Scotch eggs

The jig is up, Scotch eggs!

I know there are a million different foods, maybe a billion different foods—maybe a trillion!—that I don’t know about. There are vegetables I’ve never encountered, cuts of meat we don’t see around here, flavor combos that don’t seem intuitive to me but are probably really popular somewhere else.

But this is just an egg with sausage on it.

Give it to me straight, people of Earth: how can entire modern cultures see Scotch eggs on the shelf every time they pop into the grocery store, but I have never heard of them in all my 28 years? I have eggs! I have sausage! I already eat them together! And I know about frying, so nice try. How’d you do it? How did you keep something so simple a secret?

The news was shocking. I reacted the way I expect anyone would: I bought a tube of sausage and invited my friends to brunch. I was relieved (but further puzzled) to find that no one else had ever heard of Scotch eggs either. So we embarked on our adventure together.

First, they’re a lot of work. Boil eggs, peel eggs, dry eggs, season sausage, flatten sausage, wrap sausage, dredge in flour, dredge in egg, dredge in bread crumbs, fry. Even pancake mix is too much work for me on a typical Sunday, but this is an experiment, so that’s beside the point.

They taste…pretty good. I mean, if you like sausage. Fortunately, my friends do. They’re super salty—the eggs, not my friends (probably)—and kind of dry. I read that you can soft-boil them but that it’s less common and more difficult, and I was shooting for authenticity and foolproofery. Sausage gravy helps with the dryness, though. The outside of the eggs is crispy and the inside is eggy, which is nice. But can I just tell you? This has to be the heaviest thing I’ve ever eaten for breakfast, and that includes the times I’ve ordered breakfasts with French toast on the side. I was only able to eat one.

I mean, sure, that might have something to do with the fact that John spent the morning frying bacon. And I made hash browns. Oh, and…

Brown betty? You betcha. With the help of Jenny and Diana (a premiere culinary team!), we baked up a cherry brown betty, as well as a peach one using the same recipe—we just replaced the cherries with peaches and the cinnamon with nutmeg. I thought the super-crazy-sweetness of the peach one was a little too much, but the cherry one was just the thing to balance out salty sausage-eggs and bacon.

You’re going to think I’m crazy now, but yeah, cereal. Because I had some.
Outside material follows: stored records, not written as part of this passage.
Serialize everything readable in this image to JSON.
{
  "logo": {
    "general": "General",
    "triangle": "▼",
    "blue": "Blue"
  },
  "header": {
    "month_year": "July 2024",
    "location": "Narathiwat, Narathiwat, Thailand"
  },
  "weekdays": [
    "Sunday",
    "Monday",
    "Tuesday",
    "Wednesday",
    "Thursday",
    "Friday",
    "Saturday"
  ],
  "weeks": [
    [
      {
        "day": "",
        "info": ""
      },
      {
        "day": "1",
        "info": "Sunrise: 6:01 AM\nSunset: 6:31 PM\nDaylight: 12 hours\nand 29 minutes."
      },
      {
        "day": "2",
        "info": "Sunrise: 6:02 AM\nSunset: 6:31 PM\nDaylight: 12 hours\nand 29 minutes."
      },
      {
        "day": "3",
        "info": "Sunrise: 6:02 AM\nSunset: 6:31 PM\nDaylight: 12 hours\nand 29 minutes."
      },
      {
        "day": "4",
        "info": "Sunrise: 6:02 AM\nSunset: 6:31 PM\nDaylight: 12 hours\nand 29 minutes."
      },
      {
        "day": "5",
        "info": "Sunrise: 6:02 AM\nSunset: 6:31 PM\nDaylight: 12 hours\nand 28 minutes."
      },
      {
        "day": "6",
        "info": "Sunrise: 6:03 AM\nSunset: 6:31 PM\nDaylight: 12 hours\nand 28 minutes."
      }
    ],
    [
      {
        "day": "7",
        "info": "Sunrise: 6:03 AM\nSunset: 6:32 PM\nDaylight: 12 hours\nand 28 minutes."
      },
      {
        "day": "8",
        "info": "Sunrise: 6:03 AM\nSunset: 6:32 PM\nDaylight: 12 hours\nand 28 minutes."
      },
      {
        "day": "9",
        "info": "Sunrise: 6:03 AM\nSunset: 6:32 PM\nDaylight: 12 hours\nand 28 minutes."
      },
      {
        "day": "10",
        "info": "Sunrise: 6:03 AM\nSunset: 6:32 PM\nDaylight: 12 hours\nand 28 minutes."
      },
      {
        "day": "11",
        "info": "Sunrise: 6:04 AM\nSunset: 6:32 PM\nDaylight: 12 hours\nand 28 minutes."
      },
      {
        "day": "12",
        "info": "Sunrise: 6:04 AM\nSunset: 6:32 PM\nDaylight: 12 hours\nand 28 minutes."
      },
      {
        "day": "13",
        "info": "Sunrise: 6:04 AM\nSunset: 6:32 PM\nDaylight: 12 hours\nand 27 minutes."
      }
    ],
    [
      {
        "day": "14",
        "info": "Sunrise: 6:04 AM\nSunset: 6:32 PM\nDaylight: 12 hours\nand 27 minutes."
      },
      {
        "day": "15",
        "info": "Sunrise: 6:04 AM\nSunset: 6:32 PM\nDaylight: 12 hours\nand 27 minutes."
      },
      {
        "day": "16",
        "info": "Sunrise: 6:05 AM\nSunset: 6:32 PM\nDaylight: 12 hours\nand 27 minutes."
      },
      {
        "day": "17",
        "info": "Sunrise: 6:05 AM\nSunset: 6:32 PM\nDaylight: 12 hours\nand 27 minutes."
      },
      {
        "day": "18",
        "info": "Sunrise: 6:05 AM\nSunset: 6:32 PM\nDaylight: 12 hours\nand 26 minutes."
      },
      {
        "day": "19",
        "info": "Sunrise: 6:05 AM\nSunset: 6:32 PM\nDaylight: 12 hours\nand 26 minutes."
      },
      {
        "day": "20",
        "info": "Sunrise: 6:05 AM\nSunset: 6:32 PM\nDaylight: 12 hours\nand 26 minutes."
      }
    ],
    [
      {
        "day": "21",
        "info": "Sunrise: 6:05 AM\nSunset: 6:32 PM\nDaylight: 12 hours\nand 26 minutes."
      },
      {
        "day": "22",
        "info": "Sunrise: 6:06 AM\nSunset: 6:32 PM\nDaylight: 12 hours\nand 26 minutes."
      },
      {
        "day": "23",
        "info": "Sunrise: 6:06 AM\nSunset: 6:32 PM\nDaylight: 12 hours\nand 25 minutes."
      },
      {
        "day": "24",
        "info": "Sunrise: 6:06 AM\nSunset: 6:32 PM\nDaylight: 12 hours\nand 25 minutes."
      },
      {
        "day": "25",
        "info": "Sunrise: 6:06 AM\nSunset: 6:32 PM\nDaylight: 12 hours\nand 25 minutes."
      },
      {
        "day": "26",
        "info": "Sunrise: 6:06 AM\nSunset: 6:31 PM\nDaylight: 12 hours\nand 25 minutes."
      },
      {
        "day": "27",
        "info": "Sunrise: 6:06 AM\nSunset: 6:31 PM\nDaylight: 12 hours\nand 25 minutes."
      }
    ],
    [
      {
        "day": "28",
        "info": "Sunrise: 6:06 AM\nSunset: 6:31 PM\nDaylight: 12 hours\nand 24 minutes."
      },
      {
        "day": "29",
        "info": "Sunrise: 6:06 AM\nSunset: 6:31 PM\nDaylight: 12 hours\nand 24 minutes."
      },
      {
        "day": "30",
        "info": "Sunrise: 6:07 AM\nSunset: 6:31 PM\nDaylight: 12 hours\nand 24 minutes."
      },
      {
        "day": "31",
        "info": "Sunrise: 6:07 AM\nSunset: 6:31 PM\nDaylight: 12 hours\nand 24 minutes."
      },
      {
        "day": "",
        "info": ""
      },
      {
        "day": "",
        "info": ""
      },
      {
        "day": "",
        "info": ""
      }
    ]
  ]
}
Kellogg’s had sent me samples of two of their FiberPlus Antioxidants cereals (it was part of the FoodBuzz Tastemaker program… they send me stuff sometimes, and I love mail) so out came the Berry Yogurt Crunch, which I like slightly better than the Cinnamon Oat Crunch. The latter is pretty good too, but it’s really, really cinnamony. John loves cinnamony. He finished most of that box, I think. But I found the berry yogurt one lighter and crispier and easier to eat. The moment I opened the box and a puff of sugary-sweet air hit me in the face, I thought I was going to hate it, but it mellows out in milk and I ended up really liking it after all. So… you know… why not?

We poured everybody a glass of champagne and apple juice—the morning cocktail that has totally devastated mimosas in our social circle, thanks to our friend Pura and a group called The Big Bounce—guaranteeing we wouldn’t see anybody off the couch for the rest of our Sunday. And isn’t that why brunch was invented?

Scotch eggs

Makes 6, so, um… serves 6

  • 6 eggs
  • 1 lbs breakfast sausage, the kind that comes in a tube and not in casings
  • 2 more eggs, raw
  • 3/4 cup bread crumbs
  • 1/2 cup panko
  • Seasonings (e.g. garlic powder, black pepper, sage—whatever you like, but that’s what I used)
  • Vegetable oil for frying
  1. Soft-boil your eggs. Place them into cool water, heat the water to boiling, then allow the eggs to boil in the water for 7 minutes. Run them under a cold tap for 60 seconds and chill them overnight in the fridge.
  2. Beat the 2 extra eggs in a shallow bowl. Place breadcrumbs and panko together in another shallow bowl.
  3. Peel your chilled eggs.
  4. Grab a wad of sausage and flatten it out into a thin (1/4″) layer, then wrap it around an egg. It’s a messy job, but do your best. Above all, make sure there are no holes. Do this for all 6 eggs.
  5. Roll each sausaged egg in the beaten egg, and finally in the panko.
  6. Heat oil over medium-high heat in a deep skillet, enough to come almost halfway up the sides of the covered eggs. (Displacement should raise the level to slightly more than halfway once the eggs are added to the pan.)
  7. Add the eggs to the pan (carefully). As each side browns, roll the egg to another side, until the whole thing is evenly colored. This should take about 10 minutes. It’s important to cook the sausage completely.
  8. Remove the eggs to a paper-towel-lined dish and serve warm.